Andre Dawson is the latest Hall of Famer who wants to keep the PED guys out

36 Comments

A lot of Hall of Famers walk around the Winter Meetings, and a common question they’re asked is what they think about PED users like Barry Bonds and Roger Clemens making it into the hall of Fame.  Andre Dawson was one of them, and Joe Capozzi of the Palm Beach Post asked him about the PED generation heading to Cooperstown.

His bright line — which, even if I disagree with, I can respect as intellectually valid, is that people who broke rules shouldn’t be in the Hall of Fame.  But he creates problems for himself when he tries to parse their performance as opposed to their character and talks about those players about whom we are uncertain:

“Nobody can say when these individual started doing it. But all of a sudden late in your career you become twice as good a ballplayer as you were maybe in your first 5 to 10 years? That just doesn’t happen. That’s not the way it works.”

Andre Dawson went from 20 home runs to 49 in his 12th year in the league. That just doesn’t happen either, does it?

Of course it does. Because the run scoring context of the game changes all the time. In 1987, when Dawson won the MVP award — an award without which, he probably would not have made the Hall of Fame — baseball had what is widely believed to be a juiced ball.  There are many who believe that, in addition to everything else that happened from the early 90s through the mid 2000s (i.e. steroids and smaller ballparks), the ball was again juiced as well. It is documented that it happened in the 1930s too.

If you’re anti-PED as a matter of ethics, fine, make your stand there. But the idea that people putting up unexpected numbers and having late-career surges, etc. is, by definition, unnatural, you just don’t understand the history of the game.

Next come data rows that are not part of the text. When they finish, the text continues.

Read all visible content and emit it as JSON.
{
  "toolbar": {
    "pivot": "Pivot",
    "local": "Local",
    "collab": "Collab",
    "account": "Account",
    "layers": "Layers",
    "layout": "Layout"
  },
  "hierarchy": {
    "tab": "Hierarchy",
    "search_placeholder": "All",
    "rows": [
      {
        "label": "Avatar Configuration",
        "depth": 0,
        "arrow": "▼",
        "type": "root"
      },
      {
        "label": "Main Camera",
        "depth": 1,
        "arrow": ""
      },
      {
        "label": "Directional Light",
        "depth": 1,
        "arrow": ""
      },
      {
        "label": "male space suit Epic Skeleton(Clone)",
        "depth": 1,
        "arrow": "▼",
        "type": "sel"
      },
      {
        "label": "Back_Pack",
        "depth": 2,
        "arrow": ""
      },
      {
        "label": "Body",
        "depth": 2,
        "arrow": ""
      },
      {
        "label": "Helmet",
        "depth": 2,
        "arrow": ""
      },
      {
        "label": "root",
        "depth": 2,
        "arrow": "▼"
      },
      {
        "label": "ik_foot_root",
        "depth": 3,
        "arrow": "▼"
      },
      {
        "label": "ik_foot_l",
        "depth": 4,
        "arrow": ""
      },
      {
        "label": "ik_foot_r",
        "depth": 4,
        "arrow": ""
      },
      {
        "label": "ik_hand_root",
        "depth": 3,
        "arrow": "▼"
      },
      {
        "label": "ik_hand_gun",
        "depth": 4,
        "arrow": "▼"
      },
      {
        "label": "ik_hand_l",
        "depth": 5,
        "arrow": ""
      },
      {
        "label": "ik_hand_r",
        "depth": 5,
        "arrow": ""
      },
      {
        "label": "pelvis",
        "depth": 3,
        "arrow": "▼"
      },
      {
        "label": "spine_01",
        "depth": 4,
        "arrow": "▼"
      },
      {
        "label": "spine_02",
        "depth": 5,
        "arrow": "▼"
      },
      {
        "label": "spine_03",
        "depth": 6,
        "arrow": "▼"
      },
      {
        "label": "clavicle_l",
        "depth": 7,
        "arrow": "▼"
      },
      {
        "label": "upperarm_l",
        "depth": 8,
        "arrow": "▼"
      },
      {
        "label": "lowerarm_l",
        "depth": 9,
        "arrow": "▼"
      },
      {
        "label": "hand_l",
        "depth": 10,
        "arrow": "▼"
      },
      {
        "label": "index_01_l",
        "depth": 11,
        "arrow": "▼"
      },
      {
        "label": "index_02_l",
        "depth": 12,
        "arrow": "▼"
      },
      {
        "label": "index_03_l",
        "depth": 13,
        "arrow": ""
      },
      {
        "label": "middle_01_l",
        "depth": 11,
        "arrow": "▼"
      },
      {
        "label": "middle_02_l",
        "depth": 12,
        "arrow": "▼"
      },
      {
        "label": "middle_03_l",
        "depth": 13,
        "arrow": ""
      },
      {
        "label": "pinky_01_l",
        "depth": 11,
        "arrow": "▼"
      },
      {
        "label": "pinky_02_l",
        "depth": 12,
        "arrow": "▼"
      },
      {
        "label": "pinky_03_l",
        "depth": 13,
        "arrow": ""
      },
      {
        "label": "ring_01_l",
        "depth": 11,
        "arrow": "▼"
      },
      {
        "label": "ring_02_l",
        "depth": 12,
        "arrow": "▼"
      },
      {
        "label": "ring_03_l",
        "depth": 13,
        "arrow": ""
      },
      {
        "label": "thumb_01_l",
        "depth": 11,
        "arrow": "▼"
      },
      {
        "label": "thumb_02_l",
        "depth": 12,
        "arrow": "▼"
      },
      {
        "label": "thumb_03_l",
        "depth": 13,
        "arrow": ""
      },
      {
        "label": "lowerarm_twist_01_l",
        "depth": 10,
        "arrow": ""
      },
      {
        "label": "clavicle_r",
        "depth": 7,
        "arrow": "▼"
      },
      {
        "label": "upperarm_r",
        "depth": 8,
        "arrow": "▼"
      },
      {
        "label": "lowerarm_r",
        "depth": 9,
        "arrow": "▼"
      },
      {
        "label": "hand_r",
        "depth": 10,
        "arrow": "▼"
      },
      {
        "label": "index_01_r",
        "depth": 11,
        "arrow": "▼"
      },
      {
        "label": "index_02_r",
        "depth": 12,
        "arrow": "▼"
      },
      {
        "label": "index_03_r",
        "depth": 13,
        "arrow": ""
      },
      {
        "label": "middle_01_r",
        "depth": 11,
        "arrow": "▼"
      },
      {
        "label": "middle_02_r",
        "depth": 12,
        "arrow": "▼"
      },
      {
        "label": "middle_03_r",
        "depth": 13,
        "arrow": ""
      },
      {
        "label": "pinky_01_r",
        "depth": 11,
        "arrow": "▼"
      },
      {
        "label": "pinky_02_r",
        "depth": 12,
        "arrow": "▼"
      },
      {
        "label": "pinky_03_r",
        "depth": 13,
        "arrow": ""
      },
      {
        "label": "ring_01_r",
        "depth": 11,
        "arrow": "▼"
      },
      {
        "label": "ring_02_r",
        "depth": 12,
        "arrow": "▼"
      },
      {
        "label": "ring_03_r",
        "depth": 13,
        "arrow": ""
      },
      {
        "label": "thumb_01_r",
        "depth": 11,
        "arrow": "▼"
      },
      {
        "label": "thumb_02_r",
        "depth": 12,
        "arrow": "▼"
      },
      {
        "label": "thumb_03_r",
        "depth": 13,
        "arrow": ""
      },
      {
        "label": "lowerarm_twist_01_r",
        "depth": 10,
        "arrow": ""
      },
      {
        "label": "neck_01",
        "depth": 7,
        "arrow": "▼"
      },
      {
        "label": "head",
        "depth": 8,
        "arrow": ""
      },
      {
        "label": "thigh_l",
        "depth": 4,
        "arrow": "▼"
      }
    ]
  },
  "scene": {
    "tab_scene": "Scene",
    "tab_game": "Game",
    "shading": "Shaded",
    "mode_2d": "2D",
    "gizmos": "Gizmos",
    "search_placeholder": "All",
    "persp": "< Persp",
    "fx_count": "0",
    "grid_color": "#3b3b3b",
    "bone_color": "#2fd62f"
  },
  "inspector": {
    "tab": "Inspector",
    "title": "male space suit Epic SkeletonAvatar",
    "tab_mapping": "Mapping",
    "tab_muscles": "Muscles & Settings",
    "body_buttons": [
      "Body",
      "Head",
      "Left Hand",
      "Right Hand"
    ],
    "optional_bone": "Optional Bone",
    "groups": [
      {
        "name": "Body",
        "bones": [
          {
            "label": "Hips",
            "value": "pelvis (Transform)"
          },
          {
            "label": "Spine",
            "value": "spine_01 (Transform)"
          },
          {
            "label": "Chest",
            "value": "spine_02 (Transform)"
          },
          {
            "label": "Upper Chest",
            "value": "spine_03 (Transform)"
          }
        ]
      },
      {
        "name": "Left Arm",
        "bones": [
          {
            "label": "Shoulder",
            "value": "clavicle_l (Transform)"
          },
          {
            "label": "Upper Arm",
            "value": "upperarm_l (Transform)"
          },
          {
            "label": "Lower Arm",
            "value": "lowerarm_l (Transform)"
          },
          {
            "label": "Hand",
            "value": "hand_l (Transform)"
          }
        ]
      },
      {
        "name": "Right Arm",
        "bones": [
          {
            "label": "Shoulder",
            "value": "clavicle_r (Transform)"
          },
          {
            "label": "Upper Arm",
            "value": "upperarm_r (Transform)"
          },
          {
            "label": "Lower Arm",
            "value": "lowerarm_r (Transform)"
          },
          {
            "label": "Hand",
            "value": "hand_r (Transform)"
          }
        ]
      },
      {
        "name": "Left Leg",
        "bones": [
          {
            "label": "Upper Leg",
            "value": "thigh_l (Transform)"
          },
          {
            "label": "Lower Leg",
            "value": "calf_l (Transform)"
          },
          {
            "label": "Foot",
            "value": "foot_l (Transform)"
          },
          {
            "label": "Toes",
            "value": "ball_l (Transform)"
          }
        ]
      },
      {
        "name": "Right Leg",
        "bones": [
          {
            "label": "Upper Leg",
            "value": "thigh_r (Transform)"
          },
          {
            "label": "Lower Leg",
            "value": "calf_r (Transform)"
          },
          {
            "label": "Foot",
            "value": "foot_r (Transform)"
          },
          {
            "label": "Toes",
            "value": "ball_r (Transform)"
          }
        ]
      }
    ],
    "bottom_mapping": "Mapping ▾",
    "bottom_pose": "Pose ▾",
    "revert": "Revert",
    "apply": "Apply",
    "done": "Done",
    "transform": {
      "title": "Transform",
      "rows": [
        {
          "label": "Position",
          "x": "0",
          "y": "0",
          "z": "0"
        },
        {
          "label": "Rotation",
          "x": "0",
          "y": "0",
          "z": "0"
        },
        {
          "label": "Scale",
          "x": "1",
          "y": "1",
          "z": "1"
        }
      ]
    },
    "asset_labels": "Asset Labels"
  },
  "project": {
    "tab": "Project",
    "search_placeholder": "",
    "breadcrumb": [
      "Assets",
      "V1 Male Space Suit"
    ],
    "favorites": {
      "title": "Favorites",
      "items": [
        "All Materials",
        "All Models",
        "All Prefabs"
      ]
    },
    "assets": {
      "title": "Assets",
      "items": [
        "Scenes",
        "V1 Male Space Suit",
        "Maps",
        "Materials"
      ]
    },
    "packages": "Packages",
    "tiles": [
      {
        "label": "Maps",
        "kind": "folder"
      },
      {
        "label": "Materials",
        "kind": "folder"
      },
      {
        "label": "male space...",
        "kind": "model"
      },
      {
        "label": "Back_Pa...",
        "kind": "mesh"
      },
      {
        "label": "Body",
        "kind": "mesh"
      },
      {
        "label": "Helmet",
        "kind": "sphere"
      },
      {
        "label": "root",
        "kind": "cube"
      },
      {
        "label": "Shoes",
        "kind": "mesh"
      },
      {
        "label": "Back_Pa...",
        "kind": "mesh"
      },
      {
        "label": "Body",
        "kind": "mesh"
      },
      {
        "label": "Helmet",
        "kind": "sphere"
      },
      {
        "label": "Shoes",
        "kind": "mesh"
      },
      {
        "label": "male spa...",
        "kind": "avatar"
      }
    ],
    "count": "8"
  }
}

And Andre Dawson himself is as great an example of that as anyone.

Cardinals place Carlos Martinez on 10-day disabled list with oblique strain

St Louis Cardinals v Chicago Cubs
Getty Images
Leave a comment

The Cardinals have placed right-hander Carlos Martinez on the 10-day disabled list with a right oblique strain, per a team announcement on Saturday. The move is retroactive to July 20. No definite timetable has been set for his return to the rotation yet, but interim manager Mike Shildt told reporters he feels confident that Martinez will only need to skip one start before taking the mound again.

Martinez, 26, sustained the injury while trying to snare a line drive during Thursday’s 9-6 loss to the Cubs. It hasn’t exactly been smooth sailing for the righty this season, as he lost nearly four weeks to a right lat strain and pitched to a 5.32 ERA after returning to the Cardinals’ roster in early June. Overall, however, his numbers look a little stronger: He’s 6-6 in 17 starts with a 3.39 ERA, 4.5 BB/9 and 8.4 SO/9 through 95 2/3 innings.

In a corresponding move, right-handed reliever John Brebbia has been recalled from Triple-A Memphis. The 28-year-old Brebbia has already enjoyed three short-lived stints in the majors this season; he currently holds a cumulative 4.13 ERA, 2.2 BB/9, 9.9 SO/9 and two saves in 32 2/3 innings with the club.